It's SPOTLIGHT TIME!
Today's book is especially adorable, and aimed at those young readers in your life who are looking for their next read. I have a soft spot in my heart for Middle Grade fiction with plucky little girl characters, and Ava absolutely fits that bill. Feast your eyes on Ava and Taco Cat by Carol Weston.
Ava desperately wants a pet for her eleventh birthday—but gets way more than she bargained for when she adopts T-A-C-O-C-A-T.
When Ava Wren hears about an injured yellow tabby with mismatched ears, she becomes obsessed and wants to rescue him. She even picks out a perfect palindromic name: T-A-C-O-C-A-T. But when Taco joins the family, he doesn’t snuggle or purr—all he does is hide. Worse, Ava’s best friend starts hanging out with Zara, a new girl in fifth grade. Ava feels alone and writes an acclaimed story, “The Cat Who Wouldn’t Purr.” What begins as exciting news turns into a disaster. How can Ava make things right? And what about sweet, scared little Taco?
The New York Times called AVA AND PIP “a love letter to language. ” With this second diary, Girls’ Life advice columnist Carol Weston hits another home run.
Does this seem absolutely adorable? Buy links are below, as well as an excerpt for you sink your teeth into and a giveaway! Don't forget to add this book to your reading list!
Add it on:
Dear Brand New Diary,
I’m really worried. At dinner tonight, Mom said that right before closing, a man came into the clinic with an injured cat. He’d found him shivering in a tree! The cat was scrawny and scared and his neck had a gash and his left ear was bitten up. The man got the cat down and took him to the nearest vet—which was Dr. Gross’s.
“Poor cat!” I said.
“Is he going to be okay?” Pip asked.
“I don’t know,” Mom said. “Dr. Gross stitched him up and gave him antibiotics. If he makes it through the night, we’ll call the shelter in the morning.”
“If!?” I said.
Mom nodded. “I think a coyote got to him.”
“What’s his name?” Pip asked.
“No idea. But he’s neutered, so he’s not feral.” Pip and I know that “feral” means wild, and “neutered” means he can’t make baby cats. But does Mom know that stories about hurt cats and dogs make me sad?
“What does he look like?” I asked.
“He’s honey-colored,” Mom said. “But his right leg and paw are white, and he has a white zigzag above his nose.”
“Awww,” I said, trying to picture the cat’s sweet little zigzag.
“No chip or collar or anything?” Dad said.
“No identification at all,” Mom said.
Soon Mom and Dad and Pip were talking about other things, including dinner, which was stuffed eggplant—blecch! (Dad just started a terrible tradition of “Meatless Mondays.” At least tonight he also made plain bowtie noodles for me.)

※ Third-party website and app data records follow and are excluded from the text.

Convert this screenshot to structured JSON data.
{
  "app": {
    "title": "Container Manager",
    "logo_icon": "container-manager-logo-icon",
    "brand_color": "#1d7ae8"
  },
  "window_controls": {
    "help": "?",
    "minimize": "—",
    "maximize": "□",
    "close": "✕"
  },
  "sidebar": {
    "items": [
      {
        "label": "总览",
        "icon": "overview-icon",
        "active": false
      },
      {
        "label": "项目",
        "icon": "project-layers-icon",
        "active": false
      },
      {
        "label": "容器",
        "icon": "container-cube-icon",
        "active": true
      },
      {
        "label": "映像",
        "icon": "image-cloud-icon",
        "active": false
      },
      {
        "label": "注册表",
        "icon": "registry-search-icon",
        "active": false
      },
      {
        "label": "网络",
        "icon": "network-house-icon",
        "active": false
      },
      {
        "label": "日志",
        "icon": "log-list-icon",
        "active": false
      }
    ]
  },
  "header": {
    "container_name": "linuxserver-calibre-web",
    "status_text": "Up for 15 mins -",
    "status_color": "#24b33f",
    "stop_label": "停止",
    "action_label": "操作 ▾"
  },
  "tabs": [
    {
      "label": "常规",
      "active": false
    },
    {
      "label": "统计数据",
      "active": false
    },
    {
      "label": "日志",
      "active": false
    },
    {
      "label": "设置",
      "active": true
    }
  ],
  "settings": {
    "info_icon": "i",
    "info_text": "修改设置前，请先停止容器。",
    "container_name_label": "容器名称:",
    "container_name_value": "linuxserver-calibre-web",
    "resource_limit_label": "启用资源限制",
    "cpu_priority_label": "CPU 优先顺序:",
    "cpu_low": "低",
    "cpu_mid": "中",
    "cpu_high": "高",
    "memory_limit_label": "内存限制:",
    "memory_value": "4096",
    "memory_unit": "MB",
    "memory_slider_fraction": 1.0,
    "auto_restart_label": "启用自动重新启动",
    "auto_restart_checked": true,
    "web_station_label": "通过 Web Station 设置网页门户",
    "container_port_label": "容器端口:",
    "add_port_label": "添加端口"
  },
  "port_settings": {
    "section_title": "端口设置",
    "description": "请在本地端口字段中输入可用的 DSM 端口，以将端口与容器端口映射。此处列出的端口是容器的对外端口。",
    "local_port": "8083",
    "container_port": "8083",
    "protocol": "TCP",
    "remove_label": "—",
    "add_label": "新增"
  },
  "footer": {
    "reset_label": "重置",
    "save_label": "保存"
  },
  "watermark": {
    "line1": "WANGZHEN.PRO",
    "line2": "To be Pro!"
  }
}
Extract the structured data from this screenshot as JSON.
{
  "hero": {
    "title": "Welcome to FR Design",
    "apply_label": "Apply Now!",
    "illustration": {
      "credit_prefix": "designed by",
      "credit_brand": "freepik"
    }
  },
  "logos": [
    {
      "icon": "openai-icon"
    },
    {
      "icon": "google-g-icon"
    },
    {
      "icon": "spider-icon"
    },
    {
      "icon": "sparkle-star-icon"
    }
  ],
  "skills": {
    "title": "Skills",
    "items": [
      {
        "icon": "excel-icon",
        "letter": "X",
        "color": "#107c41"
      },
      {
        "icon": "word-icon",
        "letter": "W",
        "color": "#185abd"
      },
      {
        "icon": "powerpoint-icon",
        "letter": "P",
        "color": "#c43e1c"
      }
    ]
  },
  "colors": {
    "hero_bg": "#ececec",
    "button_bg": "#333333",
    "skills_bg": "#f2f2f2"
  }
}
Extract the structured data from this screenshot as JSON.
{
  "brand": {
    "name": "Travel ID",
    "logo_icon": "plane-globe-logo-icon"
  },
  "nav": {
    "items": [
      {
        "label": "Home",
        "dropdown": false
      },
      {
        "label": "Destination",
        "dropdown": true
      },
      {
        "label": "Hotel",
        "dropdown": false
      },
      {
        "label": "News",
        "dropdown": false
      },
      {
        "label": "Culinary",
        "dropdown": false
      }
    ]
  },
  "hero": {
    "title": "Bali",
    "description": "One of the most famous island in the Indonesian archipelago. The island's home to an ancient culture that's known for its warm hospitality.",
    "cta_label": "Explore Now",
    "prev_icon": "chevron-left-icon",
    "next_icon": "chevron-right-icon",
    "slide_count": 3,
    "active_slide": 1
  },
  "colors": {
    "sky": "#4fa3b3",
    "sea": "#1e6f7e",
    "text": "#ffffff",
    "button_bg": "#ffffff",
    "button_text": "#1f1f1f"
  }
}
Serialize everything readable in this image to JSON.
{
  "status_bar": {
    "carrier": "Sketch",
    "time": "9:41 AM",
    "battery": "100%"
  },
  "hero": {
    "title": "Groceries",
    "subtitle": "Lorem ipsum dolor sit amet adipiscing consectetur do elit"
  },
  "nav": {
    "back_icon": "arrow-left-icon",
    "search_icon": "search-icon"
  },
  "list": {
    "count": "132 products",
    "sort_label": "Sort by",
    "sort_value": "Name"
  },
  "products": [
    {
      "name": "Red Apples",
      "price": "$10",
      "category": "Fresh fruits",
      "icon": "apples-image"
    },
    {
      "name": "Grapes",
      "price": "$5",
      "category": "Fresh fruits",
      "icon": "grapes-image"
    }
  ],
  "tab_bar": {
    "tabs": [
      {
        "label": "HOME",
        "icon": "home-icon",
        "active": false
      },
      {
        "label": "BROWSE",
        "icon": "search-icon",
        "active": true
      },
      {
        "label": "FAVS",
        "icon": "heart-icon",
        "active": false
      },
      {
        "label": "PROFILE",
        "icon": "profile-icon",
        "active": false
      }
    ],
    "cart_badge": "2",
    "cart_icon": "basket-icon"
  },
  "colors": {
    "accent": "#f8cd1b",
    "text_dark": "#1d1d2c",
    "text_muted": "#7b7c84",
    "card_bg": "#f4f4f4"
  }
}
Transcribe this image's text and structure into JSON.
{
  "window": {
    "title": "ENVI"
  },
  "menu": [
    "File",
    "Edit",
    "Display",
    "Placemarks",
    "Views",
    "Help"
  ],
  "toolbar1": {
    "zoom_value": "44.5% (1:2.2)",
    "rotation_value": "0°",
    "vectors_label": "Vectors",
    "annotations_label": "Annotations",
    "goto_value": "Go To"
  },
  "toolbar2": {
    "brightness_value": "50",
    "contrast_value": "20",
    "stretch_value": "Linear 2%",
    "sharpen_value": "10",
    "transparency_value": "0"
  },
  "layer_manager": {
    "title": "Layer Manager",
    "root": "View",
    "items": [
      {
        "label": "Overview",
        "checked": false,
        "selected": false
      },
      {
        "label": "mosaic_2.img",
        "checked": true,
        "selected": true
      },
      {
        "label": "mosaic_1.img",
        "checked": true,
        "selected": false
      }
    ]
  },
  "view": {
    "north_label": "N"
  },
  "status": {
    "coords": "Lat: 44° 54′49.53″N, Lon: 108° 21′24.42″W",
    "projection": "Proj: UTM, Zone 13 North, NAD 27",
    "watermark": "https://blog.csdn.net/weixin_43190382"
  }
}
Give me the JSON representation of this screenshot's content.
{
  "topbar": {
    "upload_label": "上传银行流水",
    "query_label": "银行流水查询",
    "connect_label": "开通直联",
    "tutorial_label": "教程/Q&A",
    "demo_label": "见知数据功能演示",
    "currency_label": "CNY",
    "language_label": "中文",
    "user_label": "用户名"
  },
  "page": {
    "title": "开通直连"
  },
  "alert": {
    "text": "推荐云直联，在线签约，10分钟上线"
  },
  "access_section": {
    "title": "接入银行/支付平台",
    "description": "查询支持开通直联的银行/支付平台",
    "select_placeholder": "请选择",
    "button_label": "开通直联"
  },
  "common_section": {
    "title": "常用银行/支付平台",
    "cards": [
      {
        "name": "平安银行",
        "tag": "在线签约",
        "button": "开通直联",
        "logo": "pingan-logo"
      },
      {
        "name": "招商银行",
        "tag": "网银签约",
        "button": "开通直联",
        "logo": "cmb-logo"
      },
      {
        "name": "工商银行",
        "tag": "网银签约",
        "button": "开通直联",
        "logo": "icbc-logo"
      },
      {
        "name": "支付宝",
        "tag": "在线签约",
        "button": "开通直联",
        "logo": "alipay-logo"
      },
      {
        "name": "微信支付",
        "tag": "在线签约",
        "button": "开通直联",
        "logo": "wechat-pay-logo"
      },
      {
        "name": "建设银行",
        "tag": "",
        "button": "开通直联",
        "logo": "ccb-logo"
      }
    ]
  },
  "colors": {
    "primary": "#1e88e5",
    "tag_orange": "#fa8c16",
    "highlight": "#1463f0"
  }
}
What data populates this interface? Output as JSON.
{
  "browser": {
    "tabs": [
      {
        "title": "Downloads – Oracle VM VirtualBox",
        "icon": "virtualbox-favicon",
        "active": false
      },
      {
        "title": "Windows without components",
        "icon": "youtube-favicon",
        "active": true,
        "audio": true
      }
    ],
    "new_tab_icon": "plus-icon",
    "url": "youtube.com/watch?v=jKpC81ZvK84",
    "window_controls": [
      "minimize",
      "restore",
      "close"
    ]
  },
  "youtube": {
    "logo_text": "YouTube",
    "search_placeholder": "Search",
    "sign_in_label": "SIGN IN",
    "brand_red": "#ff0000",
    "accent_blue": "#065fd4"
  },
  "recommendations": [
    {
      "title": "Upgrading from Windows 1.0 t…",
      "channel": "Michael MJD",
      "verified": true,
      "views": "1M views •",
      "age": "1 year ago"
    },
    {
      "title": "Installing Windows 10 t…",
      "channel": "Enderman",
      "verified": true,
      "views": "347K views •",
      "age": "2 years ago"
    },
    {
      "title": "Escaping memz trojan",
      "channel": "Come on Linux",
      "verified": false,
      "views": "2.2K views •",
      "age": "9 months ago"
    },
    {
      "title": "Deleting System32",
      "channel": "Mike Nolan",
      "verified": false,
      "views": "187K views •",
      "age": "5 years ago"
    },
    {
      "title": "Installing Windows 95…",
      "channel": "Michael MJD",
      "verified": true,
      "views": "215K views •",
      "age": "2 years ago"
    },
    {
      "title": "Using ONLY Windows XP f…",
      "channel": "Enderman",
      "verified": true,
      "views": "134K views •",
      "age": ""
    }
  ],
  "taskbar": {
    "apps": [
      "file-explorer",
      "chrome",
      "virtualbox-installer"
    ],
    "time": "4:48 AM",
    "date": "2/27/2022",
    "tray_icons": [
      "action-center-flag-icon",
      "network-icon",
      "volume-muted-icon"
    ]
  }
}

Well, I couldn’t stop thinking about how lonely that cat probably felt all by himself in a cage at Dr. Gross’s. I wished we could go check on him. But no way would Mom agree to go back to work after she’d already come home and put on her slippers.
I was trying to imagine what it must have been like for the skinny cat when the coyote started attacking him. He must have known it was life or death. He probably thought he was a goner for sure! It was lucky he was able to scamper up that tree, but then he must have been too afraid to come back down. And maybe too weak? I bet he was starving as well as stuck and petrified! Poor little thing!
Suddenly my nose and eyes started tingling. I blurted, “May I be excused?” but it was too late! Teardrops fell right onto my bowtie noodles.
“Are you crying?” Pip asked, surprised.
“Oh Ava,” Mom met my eyes. “I’m sorry I brought it up.”
Dad gave my hand a squeeze, and I ran upstairs and splashed water on my face. I don’t know why I was getting so upset about a lost honey-colored cat. But I was. I am.
It’s just so sad to think of him all alone in a cage instead of a home.
Carol Weston has been the “Dear Carol” advice columnist at Girls’ Life since 1994. She is the author of fourteen books including the two Ava Wren titles, The Diary of Melanie Martin (Knopf), three other Melanie diaries, and Girltalk: All the Stuff Your Sister Never Told You (Harper Perennial, Fourth Edition). She lives in New York City. Find her at carolweston.com andYouTube.com/GirltalkWithCarol